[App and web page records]
★ ★ ★

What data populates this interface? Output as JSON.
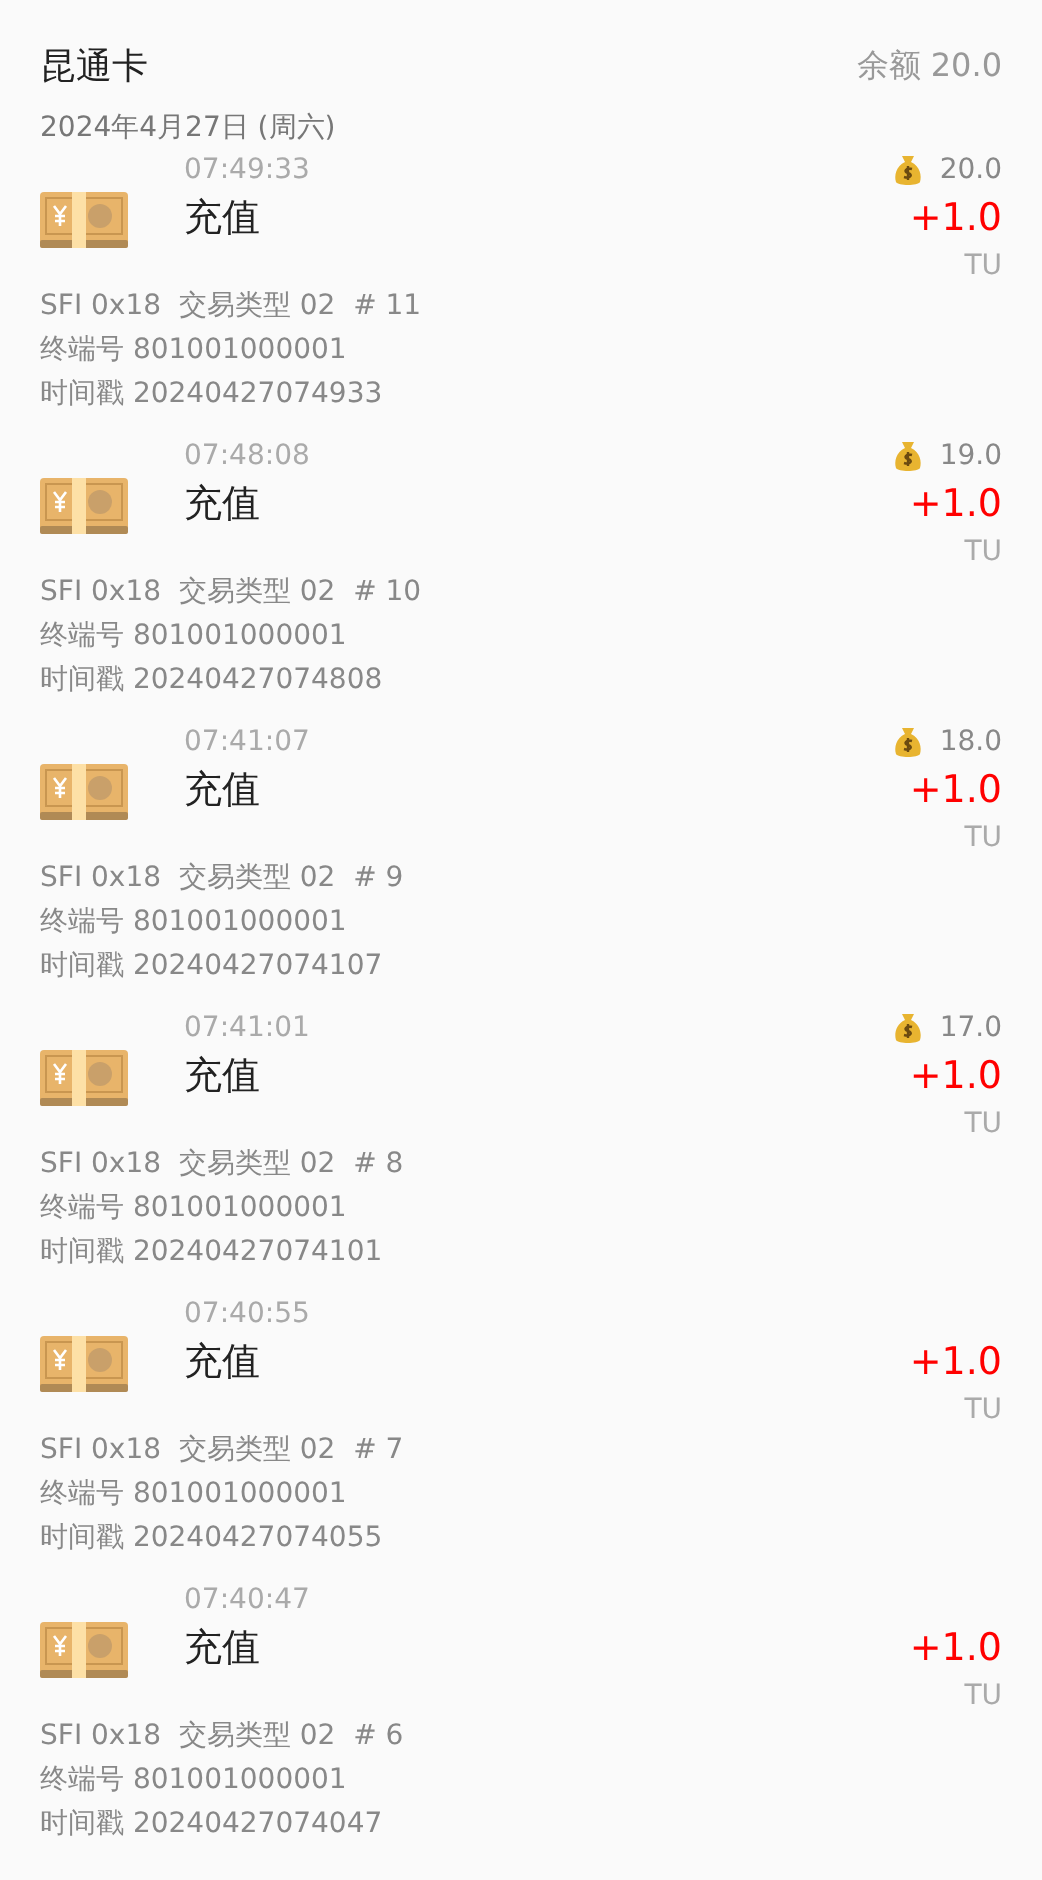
{
  "header": {
    "title": "昆通卡",
    "balance": "余额 20.0"
  },
  "date": "2024年4月27日 (周六)",
  "records": [
    {
      "time": "07:49:33",
      "title": "充值",
      "balance": "20.0",
      "amount": "+1.0",
      "unit": "TU",
      "info": [
        "SFI 0x18  交易类型 02  # 11",
        "终端号 801001000001",
        "时间戳 20240427074933"
      ]
    },
    {
      "time": "07:48:08",
      "title": "充值",
      "balance": "19.0",
      "amount": "+1.0",
      "unit": "TU",
      "info": [
        "SFI 0x18  交易类型 02  # 10",
        "终端号 801001000001",
        "时间戳 20240427074808"
      ]
    },
    {
      "time": "07:41:07",
      "title": "充值",
      "balance": "18.0",
      "amount": "+1.0",
      "unit": "TU",
      "info": [
        "SFI 0x18  交易类型 02  # 9",
        "终端号 801001000001",
        "时间戳 20240427074107"
      ]
    },
    {
      "time": "07:41:01",
      "title": "充值",
      "balance": "17.0",
      "amount": "+1.0",
      "unit": "TU",
      "info": [
        "SFI 0x18  交易类型 02  # 8",
        "终端号 801001000001",
        "时间戳 20240427074101"
      ]
    },
    {
      "time": "07:40:55",
      "title": "充值",
      "amount": "+1.0",
      "unit": "TU",
      "info": [
        "SFI 0x18  交易类型 02  # 7",
        "终端号 801001000001",
        "时间戳 20240427074055"
      ]
    },
    {
      "time": "07:40:47",
      "title": "充值",
      "amount": "+1.0",
      "unit": "TU",
      "info": [
        "SFI 0x18  交易类型 02  # 6",
        "终端号 801001000001",
        "时间戳 20240427074047"
      ]
    }
  ]
}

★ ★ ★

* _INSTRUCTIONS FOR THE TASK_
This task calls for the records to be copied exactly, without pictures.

* _FINISHED EXERCISE_
What data populates this interface? Output as JSON.
{
  "header": {
    "title": "昆通卡",
    "balance": "余额 20.0"
  },
  "date": "2024年4月27日 (周六)",
  "records": [
    {
      "time": "07:49:33",
      "title": "充值",
      "balance": "20.0",
      "amount": "+1.0",
      "unit": "TU",
      "info": [
        "SFI 0x18  交易类型 02  # 11",
        "终端号 801001000001",
        "时间戳 20240427074933"
      ]
    },
    {
      "time": "07:48:08",
      "title": "充值",
      "balance": "19.0",
      "amount": "+1.0",
      "unit": "TU",
      "info": [
        "SFI 0x18  交易类型 02  # 10",
        "终端号 801001000001",
        "时间戳 20240427074808"
      ]
    },
    {
      "time": "07:41:07",
      "title": "充值",
      "balance": "18.0",
      "amount": "+1.0",
      "unit": "TU",
      "info": [
        "SFI 0x18  交易类型 02  # 9",
        "终端号 801001000001",
        "时间戳 20240427074107"
      ]
    },
    {
      "time": "07:41:01",
      "title": "充值",
      "balance": "17.0",
      "amount": "+1.0",
      "unit": "TU",
      "info": [
        "SFI 0x18  交易类型 02  # 8",
        "终端号 801001000001",
        "时间戳 20240427074101"
      ]
    },
    {
      "time": "07:40:55",
      "title": "充值",
      "amount": "+1.0",
      "unit": "TU",
      "info": [
        "SFI 0x18  交易类型 02  # 7",
        "终端号 801001000001",
        "时间戳 20240427074055"
      ]
    },
    {
      "time": "07:40:47",
      "title": "充值",
      "amount": "+1.0",
      "unit": "TU",
      "info": [
        "SFI 0x18  交易类型 02  # 6",
        "终端号 801001000001",
        "时间戳 20240427074047"
      ]
    }
  ]
}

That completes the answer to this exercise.